Task: Print out every entry that follows, exactly as written.

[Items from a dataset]
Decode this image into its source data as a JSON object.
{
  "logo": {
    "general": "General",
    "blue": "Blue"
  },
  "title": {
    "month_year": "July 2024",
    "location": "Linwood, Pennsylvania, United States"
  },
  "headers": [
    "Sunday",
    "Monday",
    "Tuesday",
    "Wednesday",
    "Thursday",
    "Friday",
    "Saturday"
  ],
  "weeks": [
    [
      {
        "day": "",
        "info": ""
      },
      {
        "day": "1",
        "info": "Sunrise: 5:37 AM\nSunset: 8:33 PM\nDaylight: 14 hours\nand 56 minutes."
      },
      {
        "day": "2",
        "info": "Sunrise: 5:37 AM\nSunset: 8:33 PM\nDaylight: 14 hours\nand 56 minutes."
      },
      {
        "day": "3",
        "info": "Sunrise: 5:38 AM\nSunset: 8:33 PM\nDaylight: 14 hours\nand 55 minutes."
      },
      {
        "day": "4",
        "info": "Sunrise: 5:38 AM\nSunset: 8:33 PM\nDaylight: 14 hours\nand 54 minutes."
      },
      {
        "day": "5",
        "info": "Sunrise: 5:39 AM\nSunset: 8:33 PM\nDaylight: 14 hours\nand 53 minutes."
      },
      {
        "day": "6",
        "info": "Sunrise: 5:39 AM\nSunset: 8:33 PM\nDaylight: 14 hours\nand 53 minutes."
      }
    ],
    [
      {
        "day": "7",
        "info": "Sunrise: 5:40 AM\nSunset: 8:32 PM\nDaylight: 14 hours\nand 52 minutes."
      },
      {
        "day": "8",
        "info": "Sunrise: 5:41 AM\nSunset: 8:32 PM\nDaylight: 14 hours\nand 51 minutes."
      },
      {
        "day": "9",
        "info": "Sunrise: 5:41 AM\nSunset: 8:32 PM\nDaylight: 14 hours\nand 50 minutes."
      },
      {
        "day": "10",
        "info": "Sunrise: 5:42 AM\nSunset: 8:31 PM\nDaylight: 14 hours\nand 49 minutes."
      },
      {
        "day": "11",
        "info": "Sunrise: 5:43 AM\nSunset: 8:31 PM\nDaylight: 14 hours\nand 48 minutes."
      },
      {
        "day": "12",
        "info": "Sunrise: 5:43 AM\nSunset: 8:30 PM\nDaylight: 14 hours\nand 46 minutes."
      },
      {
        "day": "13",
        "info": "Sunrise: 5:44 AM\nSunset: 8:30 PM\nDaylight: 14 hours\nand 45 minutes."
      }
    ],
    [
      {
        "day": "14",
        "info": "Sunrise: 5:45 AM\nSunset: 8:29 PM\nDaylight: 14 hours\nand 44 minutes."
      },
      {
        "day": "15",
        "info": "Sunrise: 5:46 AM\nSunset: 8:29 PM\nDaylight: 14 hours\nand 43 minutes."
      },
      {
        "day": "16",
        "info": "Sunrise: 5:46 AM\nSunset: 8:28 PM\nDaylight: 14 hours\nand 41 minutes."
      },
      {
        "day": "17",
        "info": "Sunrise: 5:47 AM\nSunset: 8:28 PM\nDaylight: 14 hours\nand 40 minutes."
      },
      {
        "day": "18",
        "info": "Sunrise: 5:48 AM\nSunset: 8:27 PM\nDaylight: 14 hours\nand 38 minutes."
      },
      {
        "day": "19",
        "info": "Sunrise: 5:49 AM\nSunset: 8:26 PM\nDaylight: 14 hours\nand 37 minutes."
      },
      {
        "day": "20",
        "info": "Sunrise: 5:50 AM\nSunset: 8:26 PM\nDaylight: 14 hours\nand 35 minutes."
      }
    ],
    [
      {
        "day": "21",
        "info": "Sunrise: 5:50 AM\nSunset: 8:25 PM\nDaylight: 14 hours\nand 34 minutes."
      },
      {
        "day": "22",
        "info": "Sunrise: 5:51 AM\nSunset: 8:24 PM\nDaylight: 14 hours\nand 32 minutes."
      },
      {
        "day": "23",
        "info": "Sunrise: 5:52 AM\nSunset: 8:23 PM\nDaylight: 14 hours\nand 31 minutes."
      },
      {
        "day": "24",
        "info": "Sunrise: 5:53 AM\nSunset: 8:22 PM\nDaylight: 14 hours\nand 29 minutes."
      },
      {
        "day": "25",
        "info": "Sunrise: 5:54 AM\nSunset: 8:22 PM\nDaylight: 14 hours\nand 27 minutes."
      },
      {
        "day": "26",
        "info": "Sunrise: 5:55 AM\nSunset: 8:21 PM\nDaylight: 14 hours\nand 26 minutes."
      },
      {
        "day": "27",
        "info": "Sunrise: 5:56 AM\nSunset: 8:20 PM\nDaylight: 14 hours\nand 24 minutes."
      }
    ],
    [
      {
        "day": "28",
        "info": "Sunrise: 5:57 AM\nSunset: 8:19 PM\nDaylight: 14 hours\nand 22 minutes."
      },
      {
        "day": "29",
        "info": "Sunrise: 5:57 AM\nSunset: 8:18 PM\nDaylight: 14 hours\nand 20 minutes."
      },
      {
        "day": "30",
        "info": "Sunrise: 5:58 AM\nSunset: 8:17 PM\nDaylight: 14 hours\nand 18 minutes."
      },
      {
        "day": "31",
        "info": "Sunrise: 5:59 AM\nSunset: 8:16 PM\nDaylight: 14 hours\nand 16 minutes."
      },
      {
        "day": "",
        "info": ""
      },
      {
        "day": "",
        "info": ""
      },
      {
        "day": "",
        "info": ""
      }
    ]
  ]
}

Written reply:
Decode this image into its source data as a JSON object.
{
  "logo": {
    "general": "General",
    "blue": "Blue"
  },
  "title": {
    "month_year": "July 2024",
    "location": "Linwood, Pennsylvania, United States"
  },
  "headers": [
    "Sunday",
    "Monday",
    "Tuesday",
    "Wednesday",
    "Thursday",
    "Friday",
    "Saturday"
  ],
  "weeks": [
    [
      {
        "day": "",
        "info": ""
      },
      {
        "day": "1",
        "info": "Sunrise: 5:37 AM\nSunset: 8:33 PM\nDaylight: 14 hours\nand 56 minutes."
      },
      {
        "day": "2",
        "info": "Sunrise: 5:37 AM\nSunset: 8:33 PM\nDaylight: 14 hours\nand 56 minutes."
      },
      {
        "day": "3",
        "info": "Sunrise: 5:38 AM\nSunset: 8:33 PM\nDaylight: 14 hours\nand 55 minutes."
      },
      {
        "day": "4",
        "info": "Sunrise: 5:38 AM\nSunset: 8:33 PM\nDaylight: 14 hours\nand 54 minutes."
      },
      {
        "day": "5",
        "info": "Sunrise: 5:39 AM\nSunset: 8:33 PM\nDaylight: 14 hours\nand 53 minutes."
      },
      {
        "day": "6",
        "info": "Sunrise: 5:39 AM\nSunset: 8:33 PM\nDaylight: 14 hours\nand 53 minutes."
      }
    ],
    [
      {
        "day": "7",
        "info": "Sunrise: 5:40 AM\nSunset: 8:32 PM\nDaylight: 14 hours\nand 52 minutes."
      },
      {
        "day": "8",
        "info": "Sunrise: 5:41 AM\nSunset: 8:32 PM\nDaylight: 14 hours\nand 51 minutes."
      },
      {
        "day": "9",
        "info": "Sunrise: 5:41 AM\nSunset: 8:32 PM\nDaylight: 14 hours\nand 50 minutes."
      },
      {
        "day": "10",
        "info": "Sunrise: 5:42 AM\nSunset: 8:31 PM\nDaylight: 14 hours\nand 49 minutes."
      },
      {
        "day": "11",
        "info": "Sunrise: 5:43 AM\nSunset: 8:31 PM\nDaylight: 14 hours\nand 48 minutes."
      },
      {
        "day": "12",
        "info": "Sunrise: 5:43 AM\nSunset: 8:30 PM\nDaylight: 14 hours\nand 46 minutes."
      },
      {
        "day": "13",
        "info": "Sunrise: 5:44 AM\nSunset: 8:30 PM\nDaylight: 14 hours\nand 45 minutes."
      }
    ],
    [
      {
        "day": "14",
        "info": "Sunrise: 5:45 AM\nSunset: 8:29 PM\nDaylight: 14 hours\nand 44 minutes."
      },
      {
        "day": "15",
        "info": "Sunrise: 5:46 AM\nSunset: 8:29 PM\nDaylight: 14 hours\nand 43 minutes."
      },
      {
        "day": "16",
        "info": "Sunrise: 5:46 AM\nSunset: 8:28 PM\nDaylight: 14 hours\nand 41 minutes."
      },
      {
        "day": "17",
        "info": "Sunrise: 5:47 AM\nSunset: 8:28 PM\nDaylight: 14 hours\nand 40 minutes."
      },
      {
        "day": "18",
        "info": "Sunrise: 5:48 AM\nSunset: 8:27 PM\nDaylight: 14 hours\nand 38 minutes."
      },
      {
        "day": "19",
        "info": "Sunrise: 5:49 AM\nSunset: 8:26 PM\nDaylight: 14 hours\nand 37 minutes."
      },
      {
        "day": "20",
        "info": "Sunrise: 5:50 AM\nSunset: 8:26 PM\nDaylight: 14 hours\nand 35 minutes."
      }
    ],
    [
      {
        "day": "21",
        "info": "Sunrise: 5:50 AM\nSunset: 8:25 PM\nDaylight: 14 hours\nand 34 minutes."
      },
      {
        "day": "22",
        "info": "Sunrise: 5:51 AM\nSunset: 8:24 PM\nDaylight: 14 hours\nand 32 minutes."
      },
      {
        "day": "23",
        "info": "Sunrise: 5:52 AM\nSunset: 8:23 PM\nDaylight: 14 hours\nand 31 minutes."
      },
      {
        "day": "24",
        "info": "Sunrise: 5:53 AM\nSunset: 8:22 PM\nDaylight: 14 hours\nand 29 minutes."
      },
      {
        "day": "25",
        "info": "Sunrise: 5:54 AM\nSunset: 8:22 PM\nDaylight: 14 hours\nand 27 minutes."
      },
      {
        "day": "26",
        "info": "Sunrise: 5:55 AM\nSunset: 8:21 PM\nDaylight: 14 hours\nand 26 minutes."
      },
      {
        "day": "27",
        "info": "Sunrise: 5:56 AM\nSunset: 8:20 PM\nDaylight: 14 hours\nand 24 minutes."
      }
    ],
    [
      {
        "day": "28",
        "info": "Sunrise: 5:57 AM\nSunset: 8:19 PM\nDaylight: 14 hours\nand 22 minutes."
      },
      {
        "day": "29",
        "info": "Sunrise: 5:57 AM\nSunset: 8:18 PM\nDaylight: 14 hours\nand 20 minutes."
      },
      {
        "day": "30",
        "info": "Sunrise: 5:58 AM\nSunset: 8:17 PM\nDaylight: 14 hours\nand 18 minutes."
      },
      {
        "day": "31",
        "info": "Sunrise: 5:59 AM\nSunset: 8:16 PM\nDaylight: 14 hours\nand 16 minutes."
      },
      {
        "day": "",
        "info": ""
      },
      {
        "day": "",
        "info": ""
      },
      {
        "day": "",
        "info": ""
      }
    ]
  ]
}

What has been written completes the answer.